The Ronin Heist [$625 Million]largest cryptocurrency heists of all time target Axie Infinity, a blockchain-based online game that sees players gather and mint NFTs. Cybercriminals compromised the Ronin blockchain, upon which the Axie project is built, thieving a whopping $625 million in tokens.
Rari Capital and the Fei Protocol Get Hacked [$80 Million]two decentralized finance (DeFi) platforms, Rari Capital and the Fei protocol, were robbed by a cybercriminal who used a “reentrancy vulnerability” to pilfer over $80 million worth of cryptocurrency from Rari’s Fuse lending protocol.
Wormhole Gets Its Funds Sucked Out [$325 Million]cybercriminals exploited a vulnerability in Wormhole’s smart contract code to suck out 120,000 wETH, a variant of Ethereum, which was equivalent to some $325 million at the time of the theft.
The Qubit Protocol Gets Hacked [$80 Million]Qubit was compromised by a cybercriminal, who stole 206,809 Binance coins, equivalent to $80 million.
IRA Financial Trust’s Crypto Gambit Proves Not so Trustworthy [$36 Million]A cybercriminal somehow managed to pilfer $36 million in cryptocurrency tied to clients’ funds from IRA Financial. The two companies are now facing a proposed class action lawsuit over the incident.
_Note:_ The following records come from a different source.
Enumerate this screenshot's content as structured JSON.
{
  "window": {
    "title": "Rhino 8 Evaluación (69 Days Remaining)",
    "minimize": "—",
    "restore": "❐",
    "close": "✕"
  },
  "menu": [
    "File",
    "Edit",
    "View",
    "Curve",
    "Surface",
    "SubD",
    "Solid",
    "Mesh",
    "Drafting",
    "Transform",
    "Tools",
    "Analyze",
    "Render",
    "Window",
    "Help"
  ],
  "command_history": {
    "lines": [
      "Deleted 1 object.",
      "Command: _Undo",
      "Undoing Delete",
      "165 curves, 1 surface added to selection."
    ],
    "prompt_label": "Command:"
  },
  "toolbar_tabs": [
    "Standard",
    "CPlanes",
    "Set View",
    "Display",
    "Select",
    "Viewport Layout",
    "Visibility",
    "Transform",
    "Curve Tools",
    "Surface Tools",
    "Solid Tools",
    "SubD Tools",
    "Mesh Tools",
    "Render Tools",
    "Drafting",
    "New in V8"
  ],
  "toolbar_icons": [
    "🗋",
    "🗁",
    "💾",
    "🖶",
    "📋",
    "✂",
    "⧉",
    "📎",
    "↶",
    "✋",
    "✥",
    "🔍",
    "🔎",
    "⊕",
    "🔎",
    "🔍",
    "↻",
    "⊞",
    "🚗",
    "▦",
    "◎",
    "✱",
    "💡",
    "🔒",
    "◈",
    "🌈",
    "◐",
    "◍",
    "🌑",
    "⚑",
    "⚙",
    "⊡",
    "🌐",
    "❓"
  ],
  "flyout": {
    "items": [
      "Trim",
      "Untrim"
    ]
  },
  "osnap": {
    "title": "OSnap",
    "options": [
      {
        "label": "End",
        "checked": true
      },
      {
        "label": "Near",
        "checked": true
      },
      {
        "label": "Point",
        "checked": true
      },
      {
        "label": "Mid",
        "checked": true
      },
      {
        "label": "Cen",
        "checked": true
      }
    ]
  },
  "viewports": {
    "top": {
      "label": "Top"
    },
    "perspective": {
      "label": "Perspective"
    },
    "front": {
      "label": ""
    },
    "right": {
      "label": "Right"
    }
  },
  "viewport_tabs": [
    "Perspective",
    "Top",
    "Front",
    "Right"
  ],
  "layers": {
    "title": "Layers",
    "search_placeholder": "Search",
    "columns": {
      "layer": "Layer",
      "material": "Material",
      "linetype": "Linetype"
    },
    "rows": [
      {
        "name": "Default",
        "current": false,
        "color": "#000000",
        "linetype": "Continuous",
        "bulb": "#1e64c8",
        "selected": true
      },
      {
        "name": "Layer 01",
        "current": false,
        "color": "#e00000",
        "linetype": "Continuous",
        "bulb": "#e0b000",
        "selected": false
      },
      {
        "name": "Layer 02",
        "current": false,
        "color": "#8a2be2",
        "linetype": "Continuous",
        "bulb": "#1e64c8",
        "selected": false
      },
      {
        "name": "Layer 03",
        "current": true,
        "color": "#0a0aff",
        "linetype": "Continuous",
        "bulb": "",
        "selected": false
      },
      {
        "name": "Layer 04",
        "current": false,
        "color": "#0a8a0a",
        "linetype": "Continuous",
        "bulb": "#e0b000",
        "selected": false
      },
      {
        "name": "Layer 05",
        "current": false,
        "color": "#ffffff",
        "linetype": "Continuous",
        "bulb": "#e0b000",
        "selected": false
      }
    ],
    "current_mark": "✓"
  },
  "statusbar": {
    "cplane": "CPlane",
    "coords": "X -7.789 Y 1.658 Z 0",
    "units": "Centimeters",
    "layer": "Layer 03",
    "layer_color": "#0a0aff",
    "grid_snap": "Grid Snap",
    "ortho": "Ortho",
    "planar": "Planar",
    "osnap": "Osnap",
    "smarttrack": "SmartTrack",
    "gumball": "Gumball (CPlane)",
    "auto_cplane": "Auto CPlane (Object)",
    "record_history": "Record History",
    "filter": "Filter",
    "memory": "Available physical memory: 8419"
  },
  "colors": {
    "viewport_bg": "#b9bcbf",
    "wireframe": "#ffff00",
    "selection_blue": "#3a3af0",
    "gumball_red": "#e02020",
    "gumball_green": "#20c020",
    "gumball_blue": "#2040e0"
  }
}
The heist hasn’t stopped Fidelity from allowing its 401k account holders to invest in cryptocurrency, though.
Jack Robs the Beanstalk [$182 Million]cybercriminal from conducting a “flash loan” attack that drained approximately $182 million in crypto from its coffers. The hacker then transferred the funds into a private wallet, absconding with the digital cash.
Hackers Crack into Cashio [$52 Million]hacker used what’s known as an “infinite mint” exploit, which took advantage of a vulnerability inside of the project’s tech. The cybercriminal ultimately made off with $52 million in CASH, which sent the value of the token plummeting till it reached $0.00005.
Deus Finance Gets Hacked Twice in Two Months [$3 Million, Then $13 Million]Deus Finance, a DeFi infrastructure protocol, apparently never learned that lesson. The unfortunate platform was hacked twice in as many months earlier this year—first in March, when a cybercriminal used a “flashloan” attack to hijack some $3 million in crypto, and again at the end of April, when another criminal used a practically identical attack to abscond with approximately $13.4 million in cryptocurrencies.